(AVAILABLE RECORDS)

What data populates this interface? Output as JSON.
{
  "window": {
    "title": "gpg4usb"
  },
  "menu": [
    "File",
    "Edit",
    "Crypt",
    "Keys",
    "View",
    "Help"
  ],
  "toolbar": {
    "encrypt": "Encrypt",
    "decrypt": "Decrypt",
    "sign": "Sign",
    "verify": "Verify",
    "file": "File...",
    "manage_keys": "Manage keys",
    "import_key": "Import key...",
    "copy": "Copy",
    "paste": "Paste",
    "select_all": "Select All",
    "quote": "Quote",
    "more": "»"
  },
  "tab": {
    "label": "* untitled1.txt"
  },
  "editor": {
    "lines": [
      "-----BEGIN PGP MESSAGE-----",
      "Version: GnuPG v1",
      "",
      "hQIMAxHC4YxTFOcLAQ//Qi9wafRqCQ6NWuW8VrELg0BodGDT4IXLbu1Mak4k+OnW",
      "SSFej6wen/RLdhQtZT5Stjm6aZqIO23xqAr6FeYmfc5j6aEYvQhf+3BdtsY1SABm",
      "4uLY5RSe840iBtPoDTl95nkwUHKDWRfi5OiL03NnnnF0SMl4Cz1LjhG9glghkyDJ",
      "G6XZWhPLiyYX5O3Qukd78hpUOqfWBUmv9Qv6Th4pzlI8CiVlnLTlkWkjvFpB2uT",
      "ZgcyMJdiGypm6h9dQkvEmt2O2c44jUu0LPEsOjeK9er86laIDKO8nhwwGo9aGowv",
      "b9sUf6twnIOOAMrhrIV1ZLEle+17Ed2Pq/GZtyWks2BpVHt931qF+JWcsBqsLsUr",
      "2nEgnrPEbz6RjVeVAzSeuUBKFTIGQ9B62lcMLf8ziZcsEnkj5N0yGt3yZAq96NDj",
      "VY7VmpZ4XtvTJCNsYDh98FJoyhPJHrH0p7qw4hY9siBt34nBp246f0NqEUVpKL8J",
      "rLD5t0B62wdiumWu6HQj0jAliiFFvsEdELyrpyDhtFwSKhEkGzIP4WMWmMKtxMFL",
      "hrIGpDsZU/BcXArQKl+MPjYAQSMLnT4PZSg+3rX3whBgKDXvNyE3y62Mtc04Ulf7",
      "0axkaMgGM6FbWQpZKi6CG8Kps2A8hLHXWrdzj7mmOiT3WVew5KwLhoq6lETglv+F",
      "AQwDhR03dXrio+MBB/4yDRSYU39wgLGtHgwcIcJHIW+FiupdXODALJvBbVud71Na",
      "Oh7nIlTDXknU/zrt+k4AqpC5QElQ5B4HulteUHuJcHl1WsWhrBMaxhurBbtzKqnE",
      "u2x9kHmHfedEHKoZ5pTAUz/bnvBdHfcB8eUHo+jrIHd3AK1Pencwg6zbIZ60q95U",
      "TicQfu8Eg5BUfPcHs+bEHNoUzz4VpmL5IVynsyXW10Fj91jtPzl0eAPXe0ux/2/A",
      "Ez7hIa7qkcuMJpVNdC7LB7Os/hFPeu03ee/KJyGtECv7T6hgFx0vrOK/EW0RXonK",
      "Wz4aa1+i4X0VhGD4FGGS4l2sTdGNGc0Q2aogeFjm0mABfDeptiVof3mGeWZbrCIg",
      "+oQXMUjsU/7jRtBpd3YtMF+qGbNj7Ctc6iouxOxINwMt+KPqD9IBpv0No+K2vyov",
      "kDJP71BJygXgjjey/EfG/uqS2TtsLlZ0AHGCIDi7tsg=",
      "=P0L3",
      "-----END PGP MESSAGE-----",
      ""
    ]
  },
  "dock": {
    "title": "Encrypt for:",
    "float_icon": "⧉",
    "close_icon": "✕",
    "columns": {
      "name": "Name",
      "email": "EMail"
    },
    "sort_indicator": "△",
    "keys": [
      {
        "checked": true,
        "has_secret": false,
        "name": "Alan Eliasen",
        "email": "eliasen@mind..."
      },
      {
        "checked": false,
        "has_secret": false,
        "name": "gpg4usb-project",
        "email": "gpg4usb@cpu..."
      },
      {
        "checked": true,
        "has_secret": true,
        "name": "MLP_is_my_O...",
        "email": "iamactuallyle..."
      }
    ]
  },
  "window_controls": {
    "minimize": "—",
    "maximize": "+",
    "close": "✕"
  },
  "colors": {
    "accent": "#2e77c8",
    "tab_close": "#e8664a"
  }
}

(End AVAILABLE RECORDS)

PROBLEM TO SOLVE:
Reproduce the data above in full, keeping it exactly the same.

THE COMPLETED TASK:
What data populates this interface? Output as JSON.
{
  "window": {
    "title": "gpg4usb"
  },
  "menu": [
    "File",
    "Edit",
    "Crypt",
    "Keys",
    "View",
    "Help"
  ],
  "toolbar": {
    "encrypt": "Encrypt",
    "decrypt": "Decrypt",
    "sign": "Sign",
    "verify": "Verify",
    "file": "File...",
    "manage_keys": "Manage keys",
    "import_key": "Import key...",
    "copy": "Copy",
    "paste": "Paste",
    "select_all": "Select All",
    "quote": "Quote",
    "more": "»"
  },
  "tab": {
    "label": "* untitled1.txt"
  },
  "editor": {
    "lines": [
      "-----BEGIN PGP MESSAGE-----",
      "Version: GnuPG v1",
      "",
      "hQIMAxHC4YxTFOcLAQ//Qi9wafRqCQ6NWuW8VrELg0BodGDT4IXLbu1Mak4k+OnW",
      "SSFej6wen/RLdhQtZT5Stjm6aZqIO23xqAr6FeYmfc5j6aEYvQhf+3BdtsY1SABm",
      "4uLY5RSe840iBtPoDTl95nkwUHKDWRfi5OiL03NnnnF0SMl4Cz1LjhG9glghkyDJ",
      "G6XZWhPLiyYX5O3Qukd78hpUOqfWBUmv9Qv6Th4pzlI8CiVlnLTlkWkjvFpB2uT",
      "ZgcyMJdiGypm6h9dQkvEmt2O2c44jUu0LPEsOjeK9er86laIDKO8nhwwGo9aGowv",
      "b9sUf6twnIOOAMrhrIV1ZLEle+17Ed2Pq/GZtyWks2BpVHt931qF+JWcsBqsLsUr",
      "2nEgnrPEbz6RjVeVAzSeuUBKFTIGQ9B62lcMLf8ziZcsEnkj5N0yGt3yZAq96NDj",
      "VY7VmpZ4XtvTJCNsYDh98FJoyhPJHrH0p7qw4hY9siBt34nBp246f0NqEUVpKL8J",
      "rLD5t0B62wdiumWu6HQj0jAliiFFvsEdELyrpyDhtFwSKhEkGzIP4WMWmMKtxMFL",
      "hrIGpDsZU/BcXArQKl+MPjYAQSMLnT4PZSg+3rX3whBgKDXvNyE3y62Mtc04Ulf7",
      "0axkaMgGM6FbWQpZKi6CG8Kps2A8hLHXWrdzj7mmOiT3WVew5KwLhoq6lETglv+F",
      "AQwDhR03dXrio+MBB/4yDRSYU39wgLGtHgwcIcJHIW+FiupdXODALJvBbVud71Na",
      "Oh7nIlTDXknU/zrt+k4AqpC5QElQ5B4HulteUHuJcHl1WsWhrBMaxhurBbtzKqnE",
      "u2x9kHmHfedEHKoZ5pTAUz/bnvBdHfcB8eUHo+jrIHd3AK1Pencwg6zbIZ60q95U",
      "TicQfu8Eg5BUfPcHs+bEHNoUzz4VpmL5IVynsyXW10Fj91jtPzl0eAPXe0ux/2/A",
      "Ez7hIa7qkcuMJpVNdC7LB7Os/hFPeu03ee/KJyGtECv7T6hgFx0vrOK/EW0RXonK",
      "Wz4aa1+i4X0VhGD4FGGS4l2sTdGNGc0Q2aogeFjm0mABfDeptiVof3mGeWZbrCIg",
      "+oQXMUjsU/7jRtBpd3YtMF+qGbNj7Ctc6iouxOxINwMt+KPqD9IBpv0No+K2vyov",
      "kDJP71BJygXgjjey/EfG/uqS2TtsLlZ0AHGCIDi7tsg=",
      "=P0L3",
      "-----END PGP MESSAGE-----",
      ""
    ]
  },
  "dock": {
    "title": "Encrypt for:",
    "float_icon": "⧉",
    "close_icon": "✕",
    "columns": {
      "name": "Name",
      "email": "EMail"
    },
    "sort_indicator": "△",
    "keys": [
      {
        "checked": true,
        "has_secret": false,
        "name": "Alan Eliasen",
        "email": "eliasen@mind..."
      },
      {
        "checked": false,
        "has_secret": false,
        "name": "gpg4usb-project",
        "email": "gpg4usb@cpu..."
      },
      {
        "checked": true,
        "has_secret": true,
        "name": "MLP_is_my_O...",
        "email": "iamactuallyle..."
      }
    ]
  },
  "window_controls": {
    "minimize": "—",
    "maximize": "+",
    "close": "✕"
  },
  "colors": {
    "accent": "#2e77c8",
    "tab_close": "#e8664a"
  }
}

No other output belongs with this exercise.